“Banque de Luxembourg has been a pioneer in sustainable investing in the Grand Duchy. In 2007, when we launched our first SRI fund, our clientele from Belgium, the Netherlands and the Nordic countries had the greatest appetite for responsible investment solutions. Today, most of our clients, regardless of their nationality or country of residence, consider that long-term value is only possible by taking into account sustainable development,” says Rodesch.
European clients want to focus on recognised jurisdictions that are stable and transparent.
ESG investing — or strategies that take a company’s environmental, social and governance factors into consideration — grew to more than 30 trillion dollars in 2018, according to the Global Sustainable Investment Alliance. This is projected to grow exponentially, with the younger generation and millennials leading the way.
Sustainable investments are showing increasing importance as investors look to be more selective in navigating volatile markets. Private banks have been quick to adapt their product offering to their clients’ growing interest in aligning their investments with their personal values.
Since its first SRI fund launched 10 years ago, Banque de Luxembourg has strengthened its offering with additional microfinance funds and a new SRI fund launched in 2018 as well as an investment mandate that integrates third-party managers.
The urgency of global issues has challenged HNWIs to consider how they can leave a legacy greater than just financial security to the next generation.
“Our clients are looking to play a more active role as responsible global citizens,” notes Holstenson.
“In the field of portfolio management, we were early pioneers in sustainable investment funds and funds with an environmental aspect. In 2000 we launched a strategy that invests in water, the first of its kind. By embedding responsible investing aspects at every stage of our value chain, we give our clients a thorough understanding of sustainable issues surrounding the management of their wealth.”
DIGITALISATION AS AN ENABLER
“Digitalisation of services has become a key challenge for banks. The expectations of our clients are changing. Many of them now want to extend their online banking experience,” explains Rodesch.

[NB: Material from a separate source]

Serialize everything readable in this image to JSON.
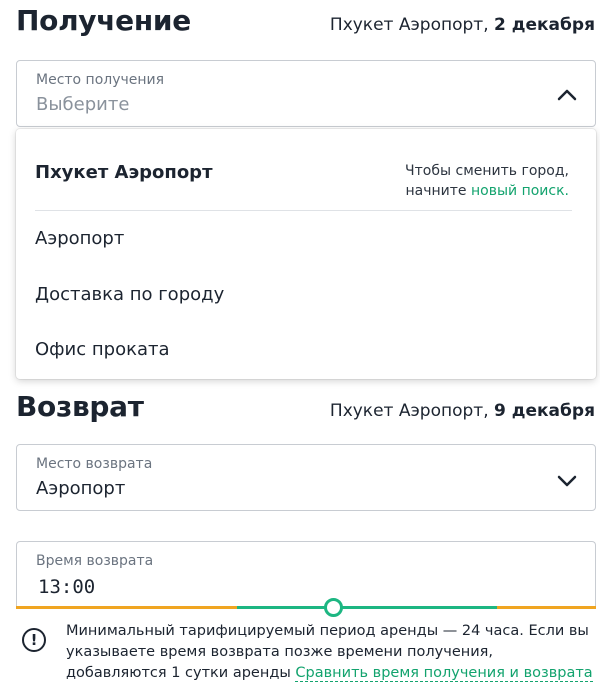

Banque de Luxembourg has been fast in grasping changing expectations by modernising its digital tools with mobile banking and front-office interfaces in order to offer a seamless experience, real-time activity monitoring and new features with the highest possible level of security.

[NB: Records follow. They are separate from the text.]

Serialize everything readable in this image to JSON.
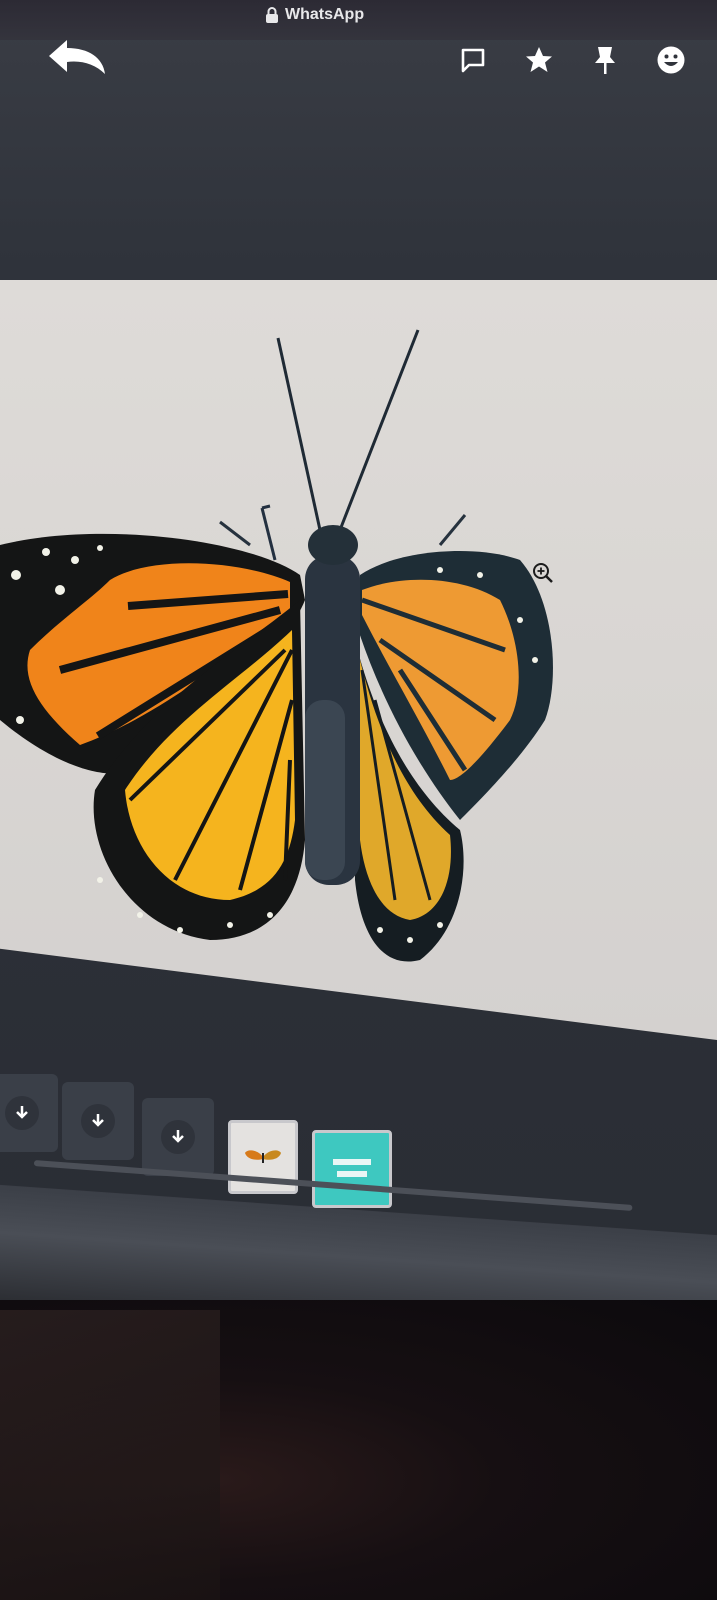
{
  "app": {
    "title": "WhatsApp"
  },
  "icons": {
    "lock": "lock-icon",
    "back": "reply-arrow-icon",
    "message": "message-square-icon",
    "star": "star-icon",
    "pin": "pin-icon",
    "emoji": "smiley-icon",
    "zoom": "zoom-in-icon",
    "download": "download-arrow-icon"
  },
  "colors": {
    "titlebar": "#2c2a34",
    "screen_frame": "#2f333b",
    "viewer_bg": "#dcd9d6",
    "wing_orange": "#f08a1c",
    "wing_yellow": "#f5b41e",
    "wing_black": "#141515",
    "thumb_teal": "#3ec8c0"
  },
  "thumbnails": [
    {
      "type": "download"
    },
    {
      "type": "download"
    },
    {
      "type": "download"
    },
    {
      "type": "image",
      "subject": "butterfly",
      "selected": true
    },
    {
      "type": "image",
      "subject": "teal-document",
      "selected": false
    }
  ]
}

Back-office operations are where private banks can benefit the most from digitalisation.
“The impacts linked to the fall in interest rates decided by the European Central Bank as well as regulatory constraints greatly increase the pressure on the margins of all banking players. To limit as much as possible the impact of these drops in income on our customers, we automate many tasks and back-office operations and thus make our organisation more efficient.”
While digitalisation continues to have a significant impact on the business and operating models of financial institutions worldwide, the industry agrees that wealth management will remain a “people business”, with the digital component acting as an enabler to serve clients better, rather than completely replacing relationship managers.

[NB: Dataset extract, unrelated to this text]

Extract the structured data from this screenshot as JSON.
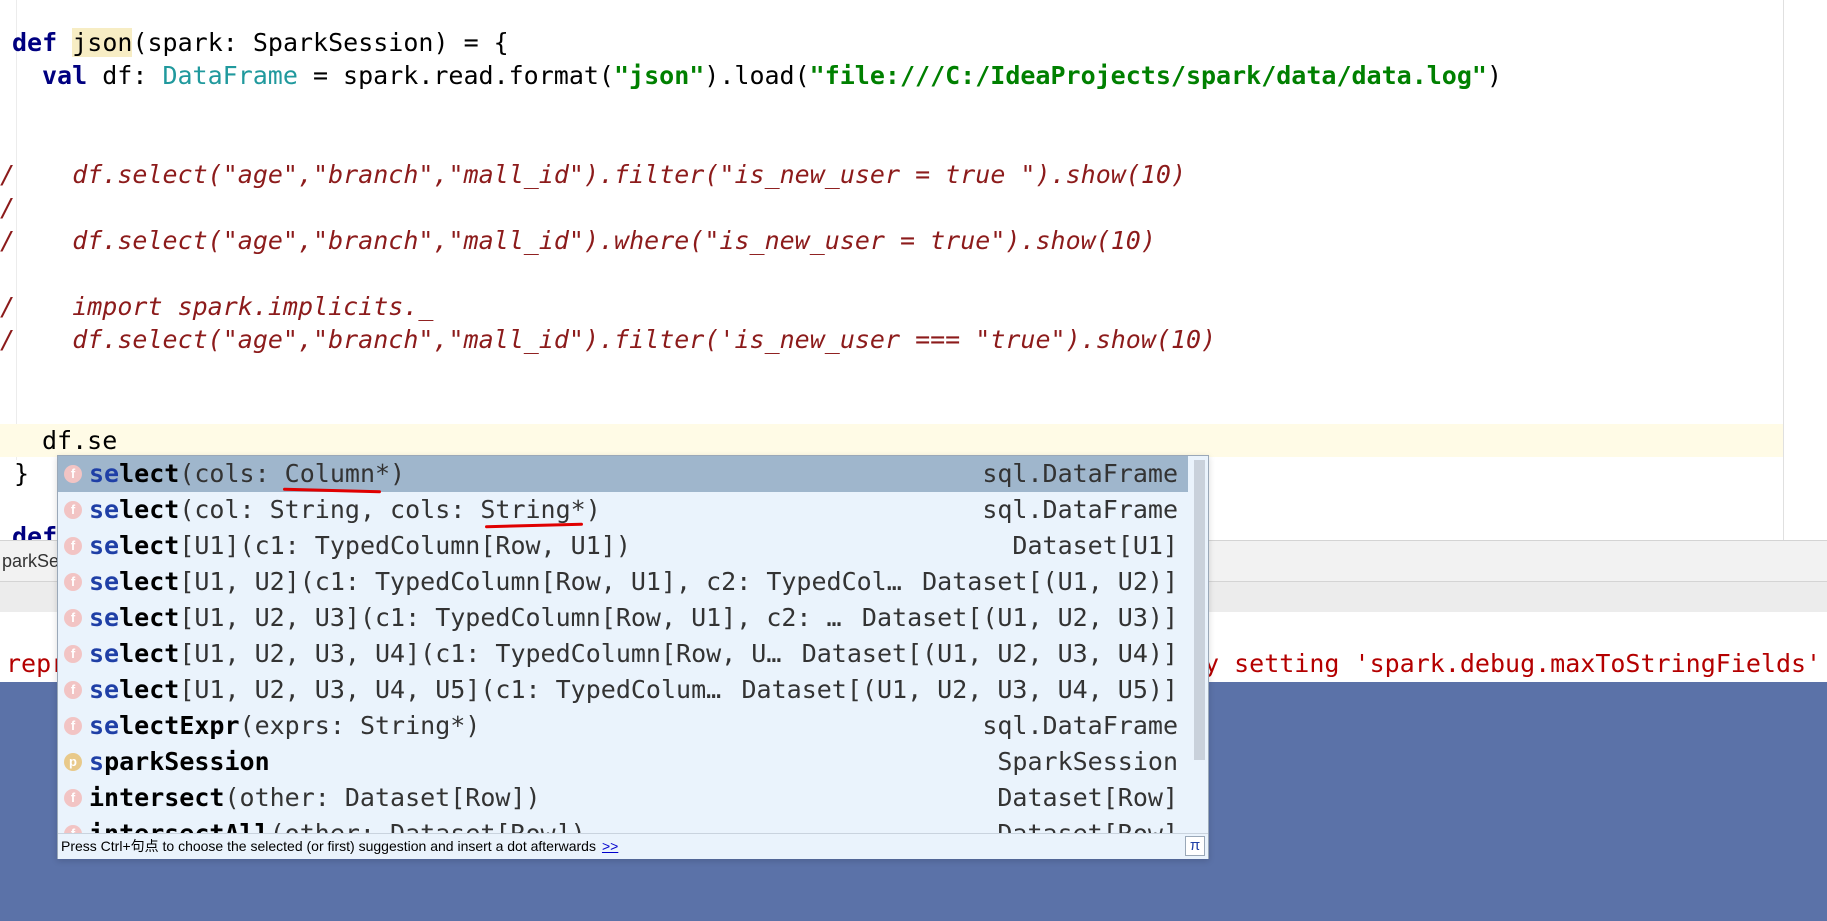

“While more digitalisation is inevitable, that does not mean that we are putting the human dimension aside. On the contrary, client relationship, trust and proximity are the foundation of the industry and contribute to creating a long-lasting relation that cannot be shaken by the digital revolution,” adds Rodesch.
Clients still expect personal face-to-face interaction and personal advice from their advisors and a robot cannot replace this sort of interaction
Holstenson explains: “Wealth managers are not as impacted by digitalisation as is the case for retail banks, because we are serving the complex needs of sophisticated clients, crafting a unique solution for each family’s individual needs. They still expect personal face-to-face interaction and personal advice from their advisors and a robot cannot replace this sort of interaction,” concludes Holstenson.